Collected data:
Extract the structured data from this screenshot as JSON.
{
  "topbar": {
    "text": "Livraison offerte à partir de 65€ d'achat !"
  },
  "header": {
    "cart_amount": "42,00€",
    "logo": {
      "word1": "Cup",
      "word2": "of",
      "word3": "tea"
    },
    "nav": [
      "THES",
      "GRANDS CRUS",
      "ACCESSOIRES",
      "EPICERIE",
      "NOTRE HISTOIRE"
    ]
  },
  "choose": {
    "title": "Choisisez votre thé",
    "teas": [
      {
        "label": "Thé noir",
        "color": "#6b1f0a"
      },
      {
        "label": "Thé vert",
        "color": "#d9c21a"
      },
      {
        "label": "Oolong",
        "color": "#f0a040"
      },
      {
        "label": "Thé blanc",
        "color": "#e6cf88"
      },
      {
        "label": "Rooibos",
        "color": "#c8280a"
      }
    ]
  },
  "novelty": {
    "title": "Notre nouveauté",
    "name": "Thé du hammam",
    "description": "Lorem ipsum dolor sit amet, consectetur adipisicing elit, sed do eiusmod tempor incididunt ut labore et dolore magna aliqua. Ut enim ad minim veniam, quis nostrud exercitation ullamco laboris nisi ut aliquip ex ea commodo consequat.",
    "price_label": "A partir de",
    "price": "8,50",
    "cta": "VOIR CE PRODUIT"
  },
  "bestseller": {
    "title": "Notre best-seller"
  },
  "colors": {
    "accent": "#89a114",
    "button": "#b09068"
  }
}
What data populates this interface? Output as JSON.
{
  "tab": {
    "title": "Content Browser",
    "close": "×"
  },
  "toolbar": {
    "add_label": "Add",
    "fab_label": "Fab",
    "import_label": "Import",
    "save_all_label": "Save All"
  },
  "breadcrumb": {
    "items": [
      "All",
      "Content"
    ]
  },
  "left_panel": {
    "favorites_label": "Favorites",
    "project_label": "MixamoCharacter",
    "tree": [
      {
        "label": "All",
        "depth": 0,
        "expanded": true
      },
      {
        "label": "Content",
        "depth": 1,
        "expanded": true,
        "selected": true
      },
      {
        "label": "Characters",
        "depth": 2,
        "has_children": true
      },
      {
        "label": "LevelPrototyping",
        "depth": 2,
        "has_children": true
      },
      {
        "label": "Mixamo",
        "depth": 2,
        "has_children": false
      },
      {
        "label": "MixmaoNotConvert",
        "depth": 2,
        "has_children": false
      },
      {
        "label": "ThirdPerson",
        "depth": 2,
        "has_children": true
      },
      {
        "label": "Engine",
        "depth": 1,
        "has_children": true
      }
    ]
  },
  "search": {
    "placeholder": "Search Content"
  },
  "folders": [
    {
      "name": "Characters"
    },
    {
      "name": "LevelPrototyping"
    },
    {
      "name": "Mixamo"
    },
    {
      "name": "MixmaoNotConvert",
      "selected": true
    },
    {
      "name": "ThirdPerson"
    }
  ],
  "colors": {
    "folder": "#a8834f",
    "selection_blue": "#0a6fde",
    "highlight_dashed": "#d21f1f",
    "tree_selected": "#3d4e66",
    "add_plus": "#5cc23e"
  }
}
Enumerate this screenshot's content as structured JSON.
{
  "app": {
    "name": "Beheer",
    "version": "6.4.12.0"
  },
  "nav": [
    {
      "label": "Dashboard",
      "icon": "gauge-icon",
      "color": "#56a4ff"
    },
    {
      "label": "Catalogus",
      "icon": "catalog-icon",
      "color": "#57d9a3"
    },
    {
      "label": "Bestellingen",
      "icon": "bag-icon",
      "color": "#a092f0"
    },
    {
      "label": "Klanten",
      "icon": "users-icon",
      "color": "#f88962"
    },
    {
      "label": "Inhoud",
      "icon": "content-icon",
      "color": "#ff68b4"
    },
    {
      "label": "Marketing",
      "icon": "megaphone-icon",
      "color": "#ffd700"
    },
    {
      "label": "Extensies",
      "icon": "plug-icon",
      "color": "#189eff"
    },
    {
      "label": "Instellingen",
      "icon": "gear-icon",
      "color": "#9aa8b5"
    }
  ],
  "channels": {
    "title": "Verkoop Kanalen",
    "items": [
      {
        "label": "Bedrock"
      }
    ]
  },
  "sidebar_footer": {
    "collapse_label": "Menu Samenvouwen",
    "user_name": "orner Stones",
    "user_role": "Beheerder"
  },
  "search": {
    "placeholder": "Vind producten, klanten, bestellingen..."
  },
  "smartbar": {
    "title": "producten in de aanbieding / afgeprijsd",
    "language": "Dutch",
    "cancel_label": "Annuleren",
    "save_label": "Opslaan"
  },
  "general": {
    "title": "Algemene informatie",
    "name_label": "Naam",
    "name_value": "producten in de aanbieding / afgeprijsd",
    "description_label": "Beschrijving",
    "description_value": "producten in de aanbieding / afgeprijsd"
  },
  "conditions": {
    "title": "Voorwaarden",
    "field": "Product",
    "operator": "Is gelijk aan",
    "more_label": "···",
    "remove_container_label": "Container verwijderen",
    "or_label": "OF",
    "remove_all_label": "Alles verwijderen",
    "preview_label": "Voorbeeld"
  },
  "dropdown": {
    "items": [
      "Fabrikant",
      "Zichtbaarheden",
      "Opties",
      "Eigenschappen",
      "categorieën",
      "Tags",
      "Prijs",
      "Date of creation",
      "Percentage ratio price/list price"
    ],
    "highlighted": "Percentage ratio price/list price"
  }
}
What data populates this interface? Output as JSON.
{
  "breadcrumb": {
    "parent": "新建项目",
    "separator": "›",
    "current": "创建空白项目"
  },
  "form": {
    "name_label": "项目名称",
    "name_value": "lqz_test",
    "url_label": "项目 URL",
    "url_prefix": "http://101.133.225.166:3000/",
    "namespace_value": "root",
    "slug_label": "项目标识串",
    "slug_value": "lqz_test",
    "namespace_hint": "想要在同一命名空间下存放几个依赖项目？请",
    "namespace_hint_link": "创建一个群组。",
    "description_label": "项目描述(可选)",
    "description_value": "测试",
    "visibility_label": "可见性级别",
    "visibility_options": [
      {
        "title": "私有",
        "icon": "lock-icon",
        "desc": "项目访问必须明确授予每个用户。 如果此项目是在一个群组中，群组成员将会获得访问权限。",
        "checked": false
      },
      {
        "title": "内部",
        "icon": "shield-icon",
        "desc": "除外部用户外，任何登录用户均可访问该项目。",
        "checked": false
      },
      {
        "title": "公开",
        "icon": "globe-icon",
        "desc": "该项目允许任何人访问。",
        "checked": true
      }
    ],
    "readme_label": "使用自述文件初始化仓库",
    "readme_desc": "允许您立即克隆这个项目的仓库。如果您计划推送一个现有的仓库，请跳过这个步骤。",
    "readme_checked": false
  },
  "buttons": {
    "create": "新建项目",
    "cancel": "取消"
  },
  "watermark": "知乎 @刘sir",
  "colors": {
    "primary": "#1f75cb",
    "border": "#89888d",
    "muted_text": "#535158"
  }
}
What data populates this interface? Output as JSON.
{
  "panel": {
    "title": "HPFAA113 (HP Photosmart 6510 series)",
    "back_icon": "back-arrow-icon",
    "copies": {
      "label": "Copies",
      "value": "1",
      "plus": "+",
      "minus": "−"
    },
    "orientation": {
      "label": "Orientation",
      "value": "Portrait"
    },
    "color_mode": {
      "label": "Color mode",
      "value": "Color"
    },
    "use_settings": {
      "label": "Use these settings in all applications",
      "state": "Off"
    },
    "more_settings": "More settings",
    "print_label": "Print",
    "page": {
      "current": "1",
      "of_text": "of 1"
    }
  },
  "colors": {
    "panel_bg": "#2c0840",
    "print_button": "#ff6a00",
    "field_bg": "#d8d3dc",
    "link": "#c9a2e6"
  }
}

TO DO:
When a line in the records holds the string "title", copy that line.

WRITTEN RESPONSE:
    "title": "Choisisez votre thé",
    "title": "Notre nouveauté",
    "title": "Notre best-seller"
    "title": "Content Browser",
    "title": "Verkoop Kanalen",
    "title": "producten in de aanbieding / afgeprijsd",
    "title": "Algemene informatie",
    "title": "Voorwaarden",
        "title": "私有",
        "title": "内部",
        "title": "公开",
    "title": "HPFAA113 (HP Photosmart 6510 series)",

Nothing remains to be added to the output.